[Excerpts from an interface dataset]
★ ★ ★ ★ ★
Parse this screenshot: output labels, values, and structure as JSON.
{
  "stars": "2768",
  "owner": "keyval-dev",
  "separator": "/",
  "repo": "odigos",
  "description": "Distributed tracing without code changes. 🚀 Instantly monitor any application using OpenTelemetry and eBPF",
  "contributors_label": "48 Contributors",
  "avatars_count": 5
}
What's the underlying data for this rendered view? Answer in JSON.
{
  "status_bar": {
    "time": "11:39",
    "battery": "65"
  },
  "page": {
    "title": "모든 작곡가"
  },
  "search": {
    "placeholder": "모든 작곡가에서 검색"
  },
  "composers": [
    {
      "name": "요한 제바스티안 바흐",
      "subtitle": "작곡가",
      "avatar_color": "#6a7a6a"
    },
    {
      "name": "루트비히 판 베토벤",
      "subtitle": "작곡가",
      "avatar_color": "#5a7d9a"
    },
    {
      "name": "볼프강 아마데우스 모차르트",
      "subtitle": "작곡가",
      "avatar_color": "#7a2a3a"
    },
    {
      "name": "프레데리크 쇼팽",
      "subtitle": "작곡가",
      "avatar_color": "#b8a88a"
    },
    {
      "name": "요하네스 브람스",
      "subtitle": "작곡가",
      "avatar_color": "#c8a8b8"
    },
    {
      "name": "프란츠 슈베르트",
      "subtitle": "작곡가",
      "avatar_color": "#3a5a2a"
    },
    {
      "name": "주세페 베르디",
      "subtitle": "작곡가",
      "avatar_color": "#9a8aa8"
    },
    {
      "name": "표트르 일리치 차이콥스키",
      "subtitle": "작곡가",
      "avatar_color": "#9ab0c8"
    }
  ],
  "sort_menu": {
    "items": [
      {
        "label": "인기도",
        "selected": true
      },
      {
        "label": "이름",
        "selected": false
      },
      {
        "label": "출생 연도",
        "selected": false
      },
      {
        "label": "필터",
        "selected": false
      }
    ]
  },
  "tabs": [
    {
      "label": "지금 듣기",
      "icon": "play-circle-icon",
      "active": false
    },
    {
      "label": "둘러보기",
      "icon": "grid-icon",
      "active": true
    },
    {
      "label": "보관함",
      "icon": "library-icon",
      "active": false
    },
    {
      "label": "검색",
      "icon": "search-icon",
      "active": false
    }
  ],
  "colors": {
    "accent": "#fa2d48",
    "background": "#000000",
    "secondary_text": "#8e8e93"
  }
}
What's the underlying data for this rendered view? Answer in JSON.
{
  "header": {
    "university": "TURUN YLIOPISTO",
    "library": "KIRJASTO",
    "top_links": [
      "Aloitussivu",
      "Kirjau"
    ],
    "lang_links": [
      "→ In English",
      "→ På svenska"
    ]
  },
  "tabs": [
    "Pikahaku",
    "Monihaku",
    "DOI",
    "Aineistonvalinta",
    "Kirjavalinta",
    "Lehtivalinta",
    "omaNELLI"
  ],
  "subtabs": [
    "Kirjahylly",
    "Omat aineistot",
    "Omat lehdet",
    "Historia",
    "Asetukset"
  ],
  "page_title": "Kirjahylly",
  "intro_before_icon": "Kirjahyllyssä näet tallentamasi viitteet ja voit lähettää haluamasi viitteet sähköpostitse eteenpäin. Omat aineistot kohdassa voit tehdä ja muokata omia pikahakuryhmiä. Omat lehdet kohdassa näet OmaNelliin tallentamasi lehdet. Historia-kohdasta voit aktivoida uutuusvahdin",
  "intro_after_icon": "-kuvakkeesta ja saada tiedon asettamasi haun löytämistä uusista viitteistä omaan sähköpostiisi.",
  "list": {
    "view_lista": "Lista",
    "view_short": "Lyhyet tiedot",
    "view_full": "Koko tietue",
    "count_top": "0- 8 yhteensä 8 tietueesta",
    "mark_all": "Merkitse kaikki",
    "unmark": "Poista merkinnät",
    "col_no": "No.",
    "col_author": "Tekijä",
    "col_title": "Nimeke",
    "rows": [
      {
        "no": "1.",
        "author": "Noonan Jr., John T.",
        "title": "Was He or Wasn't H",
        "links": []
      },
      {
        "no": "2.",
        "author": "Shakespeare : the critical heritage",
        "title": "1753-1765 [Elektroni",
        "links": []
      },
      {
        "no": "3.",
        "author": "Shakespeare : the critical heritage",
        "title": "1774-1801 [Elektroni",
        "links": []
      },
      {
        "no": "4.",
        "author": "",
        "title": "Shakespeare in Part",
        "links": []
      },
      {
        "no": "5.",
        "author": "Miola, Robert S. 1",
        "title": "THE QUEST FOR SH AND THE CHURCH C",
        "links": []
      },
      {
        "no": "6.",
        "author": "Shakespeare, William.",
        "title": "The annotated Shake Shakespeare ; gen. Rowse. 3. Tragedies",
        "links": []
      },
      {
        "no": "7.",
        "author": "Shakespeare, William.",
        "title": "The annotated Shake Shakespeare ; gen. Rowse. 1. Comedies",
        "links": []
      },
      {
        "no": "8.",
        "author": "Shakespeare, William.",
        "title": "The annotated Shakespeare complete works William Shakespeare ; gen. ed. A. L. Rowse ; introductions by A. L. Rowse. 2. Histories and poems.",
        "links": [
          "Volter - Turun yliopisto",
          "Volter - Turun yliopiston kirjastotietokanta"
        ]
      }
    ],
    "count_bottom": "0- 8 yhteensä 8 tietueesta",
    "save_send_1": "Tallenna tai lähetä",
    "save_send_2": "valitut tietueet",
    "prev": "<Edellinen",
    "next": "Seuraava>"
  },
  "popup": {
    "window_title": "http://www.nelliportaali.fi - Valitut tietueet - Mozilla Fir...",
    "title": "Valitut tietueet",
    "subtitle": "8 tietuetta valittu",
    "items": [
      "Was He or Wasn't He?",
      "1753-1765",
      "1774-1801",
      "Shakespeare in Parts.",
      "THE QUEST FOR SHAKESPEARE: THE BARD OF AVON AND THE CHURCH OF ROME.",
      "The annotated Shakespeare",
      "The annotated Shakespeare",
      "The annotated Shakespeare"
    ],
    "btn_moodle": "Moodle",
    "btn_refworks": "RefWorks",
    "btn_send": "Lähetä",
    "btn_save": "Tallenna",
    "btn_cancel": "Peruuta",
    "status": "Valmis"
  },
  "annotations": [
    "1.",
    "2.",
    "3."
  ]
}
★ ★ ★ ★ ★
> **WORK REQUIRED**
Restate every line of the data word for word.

> **TASK OUTPUT**
Parse this screenshot: output labels, values, and structure as JSON.
{
  "stars": "2768",
  "owner": "keyval-dev",
  "separator": "/",
  "repo": "odigos",
  "description": "Distributed tracing without code changes. 🚀 Instantly monitor any application using OpenTelemetry and eBPF",
  "contributors_label": "48 Contributors",
  "avatars_count": 5
}
What's the underlying data for this rendered view? Answer in JSON.
{
  "status_bar": {
    "time": "11:39",
    "battery": "65"
  },
  "page": {
    "title": "모든 작곡가"
  },
  "search": {
    "placeholder": "모든 작곡가에서 검색"
  },
  "composers": [
    {
      "name": "요한 제바스티안 바흐",
      "subtitle": "작곡가",
      "avatar_color": "#6a7a6a"
    },
    {
      "name": "루트비히 판 베토벤",
      "subtitle": "작곡가",
      "avatar_color": "#5a7d9a"
    },
    {
      "name": "볼프강 아마데우스 모차르트",
      "subtitle": "작곡가",
      "avatar_color": "#7a2a3a"
    },
    {
      "name": "프레데리크 쇼팽",
      "subtitle": "작곡가",
      "avatar_color": "#b8a88a"
    },
    {
      "name": "요하네스 브람스",
      "subtitle": "작곡가",
      "avatar_color": "#c8a8b8"
    },
    {
      "name": "프란츠 슈베르트",
      "subtitle": "작곡가",
      "avatar_color": "#3a5a2a"
    },
    {
      "name": "주세페 베르디",
      "subtitle": "작곡가",
      "avatar_color": "#9a8aa8"
    },
    {
      "name": "표트르 일리치 차이콥스키",
      "subtitle": "작곡가",
      "avatar_color": "#9ab0c8"
    }
  ],
  "sort_menu": {
    "items": [
      {
        "label": "인기도",
        "selected": true
      },
      {
        "label": "이름",
        "selected": false
      },
      {
        "label": "출생 연도",
        "selected": false
      },
      {
        "label": "필터",
        "selected": false
      }
    ]
  },
  "tabs": [
    {
      "label": "지금 듣기",
      "icon": "play-circle-icon",
      "active": false
    },
    {
      "label": "둘러보기",
      "icon": "grid-icon",
      "active": true
    },
    {
      "label": "보관함",
      "icon": "library-icon",
      "active": false
    },
    {
      "label": "검색",
      "icon": "search-icon",
      "active": false
    }
  ],
  "colors": {
    "accent": "#fa2d48",
    "background": "#000000",
    "secondary_text": "#8e8e93"
  }
}
What's the underlying data for this rendered view? Answer in JSON.
{
  "header": {
    "university": "TURUN YLIOPISTO",
    "library": "KIRJASTO",
    "top_links": [
      "Aloitussivu",
      "Kirjau"
    ],
    "lang_links": [
      "→ In English",
      "→ På svenska"
    ]
  },
  "tabs": [
    "Pikahaku",
    "Monihaku",
    "DOI",
    "Aineistonvalinta",
    "Kirjavalinta",
    "Lehtivalinta",
    "omaNELLI"
  ],
  "subtabs": [
    "Kirjahylly",
    "Omat aineistot",
    "Omat lehdet",
    "Historia",
    "Asetukset"
  ],
  "page_title": "Kirjahylly",
  "intro_before_icon": "Kirjahyllyssä näet tallentamasi viitteet ja voit lähettää haluamasi viitteet sähköpostitse eteenpäin. Omat aineistot kohdassa voit tehdä ja muokata omia pikahakuryhmiä. Omat lehdet kohdassa näet OmaNelliin tallentamasi lehdet. Historia-kohdasta voit aktivoida uutuusvahdin",
  "intro_after_icon": "-kuvakkeesta ja saada tiedon asettamasi haun löytämistä uusista viitteistä omaan sähköpostiisi.",
  "list": {
    "view_lista": "Lista",
    "view_short": "Lyhyet tiedot",
    "view_full": "Koko tietue",
    "count_top": "0- 8 yhteensä 8 tietueesta",
    "mark_all": "Merkitse kaikki",
    "unmark": "Poista merkinnät",
    "col_no": "No.",
    "col_author": "Tekijä",
    "col_title": "Nimeke",
    "rows": [
      {
        "no": "1.",
        "author": "Noonan Jr., John T.",
        "title": "Was He or Wasn't H",
        "links": []
      },
      {
        "no": "2.",
        "author": "Shakespeare : the critical heritage",
        "title": "1753-1765 [Elektroni",
        "links": []
      },
      {
        "no": "3.",
        "author": "Shakespeare : the critical heritage",
        "title": "1774-1801 [Elektroni",
        "links": []
      },
      {
        "no": "4.",
        "author": "",
        "title": "Shakespeare in Part",
        "links": []
      },
      {
        "no": "5.",
        "author": "Miola, Robert S. 1",
        "title": "THE QUEST FOR SH AND THE CHURCH C",
        "links": []
      },
      {
        "no": "6.",
        "author": "Shakespeare, William.",
        "title": "The annotated Shake Shakespeare ; gen. Rowse. 3. Tragedies",
        "links": []
      },
      {
        "no": "7.",
        "author": "Shakespeare, William.",
        "title": "The annotated Shake Shakespeare ; gen. Rowse. 1. Comedies",
        "links": []
      },
      {
        "no": "8.",
        "author": "Shakespeare, William.",
        "title": "The annotated Shakespeare complete works William Shakespeare ; gen. ed. A. L. Rowse ; introductions by A. L. Rowse. 2. Histories and poems.",
        "links": [
          "Volter - Turun yliopisto",
          "Volter - Turun yliopiston kirjastotietokanta"
        ]
      }
    ],
    "count_bottom": "0- 8 yhteensä 8 tietueesta",
    "save_send_1": "Tallenna tai lähetä",
    "save_send_2": "valitut tietueet",
    "prev": "<Edellinen",
    "next": "Seuraava>"
  },
  "popup": {
    "window_title": "http://www.nelliportaali.fi - Valitut tietueet - Mozilla Fir...",
    "title": "Valitut tietueet",
    "subtitle": "8 tietuetta valittu",
    "items": [
      "Was He or Wasn't He?",
      "1753-1765",
      "1774-1801",
      "Shakespeare in Parts.",
      "THE QUEST FOR SHAKESPEARE: THE BARD OF AVON AND THE CHURCH OF ROME.",
      "The annotated Shakespeare",
      "The annotated Shakespeare",
      "The annotated Shakespeare"
    ],
    "btn_moodle": "Moodle",
    "btn_refworks": "RefWorks",
    "btn_send": "Lähetä",
    "btn_save": "Tallenna",
    "btn_cancel": "Peruuta",
    "status": "Valmis"
  },
  "annotations": [
    "1.",
    "2.",
    "3."
  ]
}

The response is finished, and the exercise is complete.